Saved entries
:::

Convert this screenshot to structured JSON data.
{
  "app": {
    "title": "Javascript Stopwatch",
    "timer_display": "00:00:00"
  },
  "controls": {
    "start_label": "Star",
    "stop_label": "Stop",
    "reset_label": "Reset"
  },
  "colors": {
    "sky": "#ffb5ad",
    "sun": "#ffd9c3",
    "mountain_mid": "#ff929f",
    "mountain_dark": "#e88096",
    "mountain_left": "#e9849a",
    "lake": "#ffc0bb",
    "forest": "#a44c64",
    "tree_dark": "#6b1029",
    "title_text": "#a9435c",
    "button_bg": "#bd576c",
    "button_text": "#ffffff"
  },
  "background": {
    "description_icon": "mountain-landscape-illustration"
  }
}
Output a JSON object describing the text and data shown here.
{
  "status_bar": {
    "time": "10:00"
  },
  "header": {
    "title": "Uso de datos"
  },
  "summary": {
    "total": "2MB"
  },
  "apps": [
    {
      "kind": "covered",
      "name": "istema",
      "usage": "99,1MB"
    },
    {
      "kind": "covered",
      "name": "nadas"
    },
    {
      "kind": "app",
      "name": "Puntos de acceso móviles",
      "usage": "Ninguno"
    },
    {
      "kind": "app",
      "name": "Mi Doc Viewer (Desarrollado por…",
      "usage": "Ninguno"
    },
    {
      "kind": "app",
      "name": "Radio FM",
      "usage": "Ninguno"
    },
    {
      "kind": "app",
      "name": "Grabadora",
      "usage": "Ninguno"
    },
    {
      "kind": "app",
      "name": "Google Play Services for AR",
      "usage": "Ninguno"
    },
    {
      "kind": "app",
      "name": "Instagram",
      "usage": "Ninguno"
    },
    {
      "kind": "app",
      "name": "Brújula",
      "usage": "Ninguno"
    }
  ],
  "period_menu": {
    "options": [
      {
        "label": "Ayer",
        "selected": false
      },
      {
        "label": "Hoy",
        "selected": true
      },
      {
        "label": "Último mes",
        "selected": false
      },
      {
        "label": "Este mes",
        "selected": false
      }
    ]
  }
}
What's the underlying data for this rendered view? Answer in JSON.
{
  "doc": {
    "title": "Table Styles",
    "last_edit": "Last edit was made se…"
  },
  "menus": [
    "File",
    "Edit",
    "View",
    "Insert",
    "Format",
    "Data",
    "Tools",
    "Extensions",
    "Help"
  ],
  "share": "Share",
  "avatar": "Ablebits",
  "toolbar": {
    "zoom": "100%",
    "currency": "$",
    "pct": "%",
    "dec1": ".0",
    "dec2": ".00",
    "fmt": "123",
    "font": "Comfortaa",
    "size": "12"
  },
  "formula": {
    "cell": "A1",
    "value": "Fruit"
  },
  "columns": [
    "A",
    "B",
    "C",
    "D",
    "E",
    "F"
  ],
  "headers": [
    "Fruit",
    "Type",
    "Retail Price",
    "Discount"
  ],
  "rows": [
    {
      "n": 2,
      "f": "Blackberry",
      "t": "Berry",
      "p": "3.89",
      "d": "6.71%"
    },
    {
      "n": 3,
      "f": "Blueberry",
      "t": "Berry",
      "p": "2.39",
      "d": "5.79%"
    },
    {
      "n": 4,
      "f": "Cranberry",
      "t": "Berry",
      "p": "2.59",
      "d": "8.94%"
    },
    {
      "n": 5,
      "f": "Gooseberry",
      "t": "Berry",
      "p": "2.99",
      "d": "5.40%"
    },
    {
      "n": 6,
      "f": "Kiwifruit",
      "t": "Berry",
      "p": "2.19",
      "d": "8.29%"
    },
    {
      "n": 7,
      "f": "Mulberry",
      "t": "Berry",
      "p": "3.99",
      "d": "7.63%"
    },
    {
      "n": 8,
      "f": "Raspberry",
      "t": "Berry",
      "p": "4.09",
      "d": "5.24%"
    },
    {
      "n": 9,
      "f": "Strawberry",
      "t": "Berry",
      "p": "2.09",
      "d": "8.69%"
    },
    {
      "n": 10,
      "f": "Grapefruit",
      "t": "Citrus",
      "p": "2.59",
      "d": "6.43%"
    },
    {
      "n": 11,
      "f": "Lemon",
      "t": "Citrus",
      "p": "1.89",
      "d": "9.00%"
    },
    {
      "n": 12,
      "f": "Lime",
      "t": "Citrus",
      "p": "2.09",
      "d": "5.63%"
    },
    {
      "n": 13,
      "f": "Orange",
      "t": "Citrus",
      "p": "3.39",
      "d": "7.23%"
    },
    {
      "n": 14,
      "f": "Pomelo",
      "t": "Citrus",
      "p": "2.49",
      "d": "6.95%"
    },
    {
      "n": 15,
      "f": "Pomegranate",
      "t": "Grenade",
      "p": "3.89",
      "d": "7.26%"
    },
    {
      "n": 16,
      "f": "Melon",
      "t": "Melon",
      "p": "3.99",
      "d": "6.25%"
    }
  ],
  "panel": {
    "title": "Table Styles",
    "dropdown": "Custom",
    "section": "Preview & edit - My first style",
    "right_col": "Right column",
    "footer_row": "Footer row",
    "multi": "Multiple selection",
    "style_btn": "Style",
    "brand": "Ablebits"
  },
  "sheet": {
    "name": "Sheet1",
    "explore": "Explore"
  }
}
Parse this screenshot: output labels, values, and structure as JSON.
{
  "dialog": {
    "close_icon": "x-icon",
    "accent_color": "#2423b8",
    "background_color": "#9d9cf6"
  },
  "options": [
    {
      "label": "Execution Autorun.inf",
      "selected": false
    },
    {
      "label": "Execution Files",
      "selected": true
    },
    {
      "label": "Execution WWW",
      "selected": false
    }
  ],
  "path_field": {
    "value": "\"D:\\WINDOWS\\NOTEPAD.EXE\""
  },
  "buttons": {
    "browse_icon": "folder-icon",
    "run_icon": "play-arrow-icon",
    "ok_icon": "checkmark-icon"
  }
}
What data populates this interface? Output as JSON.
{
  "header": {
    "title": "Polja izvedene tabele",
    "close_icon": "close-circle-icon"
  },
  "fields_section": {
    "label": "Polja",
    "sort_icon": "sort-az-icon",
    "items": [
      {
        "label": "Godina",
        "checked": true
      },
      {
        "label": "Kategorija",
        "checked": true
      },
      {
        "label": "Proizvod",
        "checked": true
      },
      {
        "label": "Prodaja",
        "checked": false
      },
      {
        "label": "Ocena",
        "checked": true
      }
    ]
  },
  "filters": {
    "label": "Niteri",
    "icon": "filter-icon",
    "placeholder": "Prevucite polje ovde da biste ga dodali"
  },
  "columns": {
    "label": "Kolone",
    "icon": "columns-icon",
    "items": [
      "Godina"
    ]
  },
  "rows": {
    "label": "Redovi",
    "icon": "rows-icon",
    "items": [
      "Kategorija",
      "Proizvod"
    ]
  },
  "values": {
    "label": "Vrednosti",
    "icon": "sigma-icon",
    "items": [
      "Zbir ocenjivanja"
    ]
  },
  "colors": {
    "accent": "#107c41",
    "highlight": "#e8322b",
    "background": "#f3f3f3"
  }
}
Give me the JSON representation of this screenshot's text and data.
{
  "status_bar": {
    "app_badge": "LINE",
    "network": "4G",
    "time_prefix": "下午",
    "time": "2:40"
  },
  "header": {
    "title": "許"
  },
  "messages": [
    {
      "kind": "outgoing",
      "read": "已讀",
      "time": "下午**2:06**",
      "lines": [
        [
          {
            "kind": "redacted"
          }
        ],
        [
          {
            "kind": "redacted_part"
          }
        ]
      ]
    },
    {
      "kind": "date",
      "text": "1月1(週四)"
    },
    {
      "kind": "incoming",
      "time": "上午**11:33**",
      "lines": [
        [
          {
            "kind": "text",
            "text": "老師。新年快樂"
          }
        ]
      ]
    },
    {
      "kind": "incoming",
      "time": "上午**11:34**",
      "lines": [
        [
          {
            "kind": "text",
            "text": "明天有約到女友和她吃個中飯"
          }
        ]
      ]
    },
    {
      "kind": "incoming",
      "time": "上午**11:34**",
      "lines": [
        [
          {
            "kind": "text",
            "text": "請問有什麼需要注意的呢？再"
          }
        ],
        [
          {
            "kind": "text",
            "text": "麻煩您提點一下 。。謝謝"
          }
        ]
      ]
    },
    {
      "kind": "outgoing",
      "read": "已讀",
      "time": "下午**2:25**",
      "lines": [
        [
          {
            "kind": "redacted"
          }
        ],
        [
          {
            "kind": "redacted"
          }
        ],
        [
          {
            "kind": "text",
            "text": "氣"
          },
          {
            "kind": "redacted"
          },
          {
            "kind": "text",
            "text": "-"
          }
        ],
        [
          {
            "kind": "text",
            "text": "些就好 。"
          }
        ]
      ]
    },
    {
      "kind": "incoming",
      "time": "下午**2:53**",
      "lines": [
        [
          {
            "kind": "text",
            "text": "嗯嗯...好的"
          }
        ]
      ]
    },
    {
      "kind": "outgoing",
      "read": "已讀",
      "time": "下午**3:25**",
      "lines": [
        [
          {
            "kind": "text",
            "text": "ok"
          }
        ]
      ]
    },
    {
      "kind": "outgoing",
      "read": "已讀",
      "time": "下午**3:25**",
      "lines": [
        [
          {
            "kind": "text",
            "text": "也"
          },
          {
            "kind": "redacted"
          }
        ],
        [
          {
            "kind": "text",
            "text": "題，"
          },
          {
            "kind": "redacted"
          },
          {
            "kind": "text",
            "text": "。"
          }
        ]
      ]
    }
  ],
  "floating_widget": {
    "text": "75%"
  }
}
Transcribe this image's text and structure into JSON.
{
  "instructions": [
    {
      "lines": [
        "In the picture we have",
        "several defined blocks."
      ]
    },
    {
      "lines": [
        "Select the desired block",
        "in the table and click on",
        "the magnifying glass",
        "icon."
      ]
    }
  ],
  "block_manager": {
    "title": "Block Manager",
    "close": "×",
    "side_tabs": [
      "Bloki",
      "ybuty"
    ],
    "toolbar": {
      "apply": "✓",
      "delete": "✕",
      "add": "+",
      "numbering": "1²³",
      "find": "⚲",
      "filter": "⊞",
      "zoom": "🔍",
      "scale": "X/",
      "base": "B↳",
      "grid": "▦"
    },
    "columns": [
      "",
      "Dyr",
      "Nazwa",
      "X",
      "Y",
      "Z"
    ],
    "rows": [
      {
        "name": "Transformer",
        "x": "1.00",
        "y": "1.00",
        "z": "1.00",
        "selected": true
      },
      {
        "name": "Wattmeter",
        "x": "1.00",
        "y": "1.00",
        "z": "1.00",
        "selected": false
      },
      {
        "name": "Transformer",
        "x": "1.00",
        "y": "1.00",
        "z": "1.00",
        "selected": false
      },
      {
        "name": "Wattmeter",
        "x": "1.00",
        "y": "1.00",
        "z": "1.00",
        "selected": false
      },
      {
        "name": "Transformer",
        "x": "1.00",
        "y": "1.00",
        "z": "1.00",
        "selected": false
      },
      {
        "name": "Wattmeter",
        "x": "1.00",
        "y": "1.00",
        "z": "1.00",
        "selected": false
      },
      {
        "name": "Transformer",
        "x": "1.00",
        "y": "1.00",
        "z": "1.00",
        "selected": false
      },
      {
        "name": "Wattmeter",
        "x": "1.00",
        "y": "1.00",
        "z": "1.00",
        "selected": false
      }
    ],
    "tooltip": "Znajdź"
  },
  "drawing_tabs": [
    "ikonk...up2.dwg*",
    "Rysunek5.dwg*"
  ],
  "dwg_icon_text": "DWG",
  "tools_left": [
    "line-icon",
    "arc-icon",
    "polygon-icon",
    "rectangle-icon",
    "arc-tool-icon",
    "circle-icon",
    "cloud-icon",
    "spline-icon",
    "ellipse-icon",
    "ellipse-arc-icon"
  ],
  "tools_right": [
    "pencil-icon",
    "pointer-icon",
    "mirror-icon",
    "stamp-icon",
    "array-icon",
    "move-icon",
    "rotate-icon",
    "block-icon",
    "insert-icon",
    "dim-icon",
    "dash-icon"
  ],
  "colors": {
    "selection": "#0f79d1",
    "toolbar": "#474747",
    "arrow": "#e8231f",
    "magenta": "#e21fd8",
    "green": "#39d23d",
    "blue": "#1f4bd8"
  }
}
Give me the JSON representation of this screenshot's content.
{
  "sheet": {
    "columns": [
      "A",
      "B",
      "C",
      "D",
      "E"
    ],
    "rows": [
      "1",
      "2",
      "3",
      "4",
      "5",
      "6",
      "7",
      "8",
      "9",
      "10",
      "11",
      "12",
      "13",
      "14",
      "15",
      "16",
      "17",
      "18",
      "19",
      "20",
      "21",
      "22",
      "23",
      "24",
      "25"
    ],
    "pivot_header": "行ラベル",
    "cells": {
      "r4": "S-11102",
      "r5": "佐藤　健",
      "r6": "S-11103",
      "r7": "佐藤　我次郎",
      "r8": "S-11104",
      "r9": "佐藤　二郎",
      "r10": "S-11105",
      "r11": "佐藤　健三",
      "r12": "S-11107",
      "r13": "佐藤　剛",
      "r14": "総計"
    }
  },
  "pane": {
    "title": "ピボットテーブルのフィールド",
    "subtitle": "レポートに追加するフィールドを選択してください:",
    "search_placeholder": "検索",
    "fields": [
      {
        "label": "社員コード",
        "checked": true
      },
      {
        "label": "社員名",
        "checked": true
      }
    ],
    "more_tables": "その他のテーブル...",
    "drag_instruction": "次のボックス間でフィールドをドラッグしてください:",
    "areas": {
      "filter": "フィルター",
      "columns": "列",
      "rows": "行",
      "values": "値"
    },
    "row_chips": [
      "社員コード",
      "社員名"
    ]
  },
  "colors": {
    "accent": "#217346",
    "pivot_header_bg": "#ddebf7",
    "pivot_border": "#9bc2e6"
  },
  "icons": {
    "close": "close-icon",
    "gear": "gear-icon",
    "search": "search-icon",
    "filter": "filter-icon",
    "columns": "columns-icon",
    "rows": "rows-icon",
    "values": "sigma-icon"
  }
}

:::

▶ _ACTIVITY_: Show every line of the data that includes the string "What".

▶ _YOUR SOLUTION_:
What's the underlying data for this rendered view? Answer in JSON.
What data populates this interface? Output as JSON.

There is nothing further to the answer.